In FIG. 6, aforementioned normality air nose piece 517 is shown on EMR gun 600 on button side 532 and the only difference between EMR guns 600 and 601 can be seen in FIGS. 8 and 9 where it can be observed that EMR gun 600 on button side 532 is seen to include conically formed rivet-forming die 925 having face portion 922, and EMR gun 601 on countersink side 512 is seen to include a cavity-shaped rivet-forming die 25 having a face portion 926 so shaped. The distance between rubber tips 519 on the normality air nose piece of the EMR gun (e.g. EMR gun 601 on the countersink side to cavity-shaped face portion 926) controls the amount of protrusion effected upon synchronized substantially simultaneous firing of both EMR guns 600 and 601 with the result shown in FIG. 9. Protrusion is varied as noted earlier by changing rivet dies on either button side 532 on countersink side 512. The work cycle as known in the art and as utilized in paired systems of EMR guns of the type shown in FIG. 1 is not detailed herein, however, it consists of charging of a capacitor bank to a preset voltage (energy level) followed by a rapid discharge thereof through the two series-connected coils of the diametrically opposed hand-held guns 600 and 601 of FIG. 6.

Patent Citations
Cited PatentFiling datePublication dateApplicantTitle
US3453463 *Feb 5, 1968Jul 1, 1969Gulf General Atomic IncElectrodynamic actuator
US3559269 *Nov 15, 1968Feb 2, 1971Boeing CoHigh-impact portable riveting apparatus
US3704506 *Aug 1, 1968Dec 5, 1972Boeing CoElectromagnetic high energy forming
US3811313 *Dec 18, 1972May 21, 1974Boeing CoElectromagnetic high energy impact apparatus
Referenced by
Citing PatentFiling datePublication dateApplicantTitle
US4350214 *Sep 4, 1979Sep 21, 1982Lund Hydromaskin AbRam block
US4417463 *Sep 28, 1981Nov 29, 1983The Boeing CompanyRam assembly for electromagnetic riveter
US4862043 *May 27, 1987Aug 29, 1989Zieve Peter BLow voltage electromagnetic pulse actuator
US5231747 *Dec 21, 1990Aug 3, 1993The Boeing CompanyDrill/rivet device
US5263236 *Jan 10, 1992Nov 23, 1993The Boeing CompanyFor an electromagnetic riveting machine
US5280673 *Feb 21, 1992Jan 25, 1994Electroimpact, Inc.Electromagnetic bolt insertion system

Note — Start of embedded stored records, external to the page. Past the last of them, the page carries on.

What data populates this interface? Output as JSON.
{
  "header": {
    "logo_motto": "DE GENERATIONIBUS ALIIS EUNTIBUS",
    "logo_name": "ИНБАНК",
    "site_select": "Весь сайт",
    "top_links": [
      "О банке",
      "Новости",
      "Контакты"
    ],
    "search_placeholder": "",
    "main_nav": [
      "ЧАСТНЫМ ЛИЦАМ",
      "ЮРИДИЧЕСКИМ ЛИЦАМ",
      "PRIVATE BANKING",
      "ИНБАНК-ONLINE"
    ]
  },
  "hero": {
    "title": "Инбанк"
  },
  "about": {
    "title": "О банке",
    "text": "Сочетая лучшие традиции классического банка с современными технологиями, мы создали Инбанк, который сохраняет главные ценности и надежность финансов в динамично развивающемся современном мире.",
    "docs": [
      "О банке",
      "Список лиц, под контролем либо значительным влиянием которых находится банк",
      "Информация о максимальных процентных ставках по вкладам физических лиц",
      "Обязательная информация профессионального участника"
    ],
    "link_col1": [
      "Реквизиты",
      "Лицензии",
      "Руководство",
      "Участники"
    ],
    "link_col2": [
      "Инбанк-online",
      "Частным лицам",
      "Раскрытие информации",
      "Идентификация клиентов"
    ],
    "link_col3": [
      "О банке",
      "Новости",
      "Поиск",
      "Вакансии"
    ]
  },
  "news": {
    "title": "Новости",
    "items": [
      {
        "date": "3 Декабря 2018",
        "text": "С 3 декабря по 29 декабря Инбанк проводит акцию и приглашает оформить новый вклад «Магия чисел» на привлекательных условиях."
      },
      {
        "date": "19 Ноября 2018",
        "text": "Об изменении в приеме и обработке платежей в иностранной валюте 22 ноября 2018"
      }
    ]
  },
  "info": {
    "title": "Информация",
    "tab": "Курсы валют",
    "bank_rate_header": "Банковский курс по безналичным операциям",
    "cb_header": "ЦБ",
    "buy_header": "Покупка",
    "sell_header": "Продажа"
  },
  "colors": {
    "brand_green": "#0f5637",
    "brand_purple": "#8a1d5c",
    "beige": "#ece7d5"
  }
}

US5398537 *Dec 6, 1991Mar 21, 1995Gemcor Engineering CorporationLow amperage electromagnetic apparatus and method for uniform rivet upset
US5404633 *Jan 10, 1992Apr 11, 1995The Boeing CompanyMethod of dynamically supporting a drill quill in a drill/rivet machine
US5577315 *Jun 6, 1995Nov 26, 1996The Boeing CompanyMethod of upsetting rivets
US5621963 *Jun 6, 1995Apr 22, 1997The Boeing CompanyMethod of upsetting a rivet
US5685058 *Jun 6, 1995Nov 11, 1997The Boeing CompanyMethod for direct insertion of a headed rivet into a countersunk hole
US5752306 *Jun 6, 1995May 19, 1998The Boeing CompanyMethod for upsetting a headed rivet by differential initiation of opposed electromagnetic rivet drivers
US6276050Jul 21, 1999Aug 21, 2001Emhart Inc.Riveting system and process for forming a riveted joint
US6481092Feb 26, 2001Nov 19, 2002The Boeing CompanyElectromagnetic coil, and method and apparatus for making same
US6502008Apr 3, 2001Dec 31, 2002Newfrey LlcRiveting system and process for forming a riveted joint
US6830173Aug 24, 2001Dec 14, 2004Senco Products, Inc.Impact device
US7024270Nov 20, 2002Apr 4, 2006Newfrey LlcRiveting system and process for forming a riveted joint
US7123982Mar 2, 2004Oct 17, 2006Newfrey LlcRiveting system and process for forming a riveted joint
US7409760May 22, 2001Aug 12, 2008Newfrey LlcRiveting system and process for forming a riveted joint
US7752739Feb 23, 2006Jul 13, 2010Newfrey LlcRiveting system and process for forming a riveted joint
US7810231Jun 14, 2005Oct 12, 2010Newfrey LlcSelf-piercing rivet setting apparatus and system
US8146240Jul 9, 2010Apr 3, 2012Newfrey LlcRiveting system and process for forming a riveted joint
CN1108205C *Mar 24, 2000May 14, 2003西北工业大学Electromagnetic rivetter
Classifications
U.S. Classification72/430, 173/126, 29/243.54, 173/117
International ClassificationB21J7/30, B21J15/24
Cooperative ClassificationB21J7/30, B21J15/24
European ClassificationB21J7/30, B21J15/24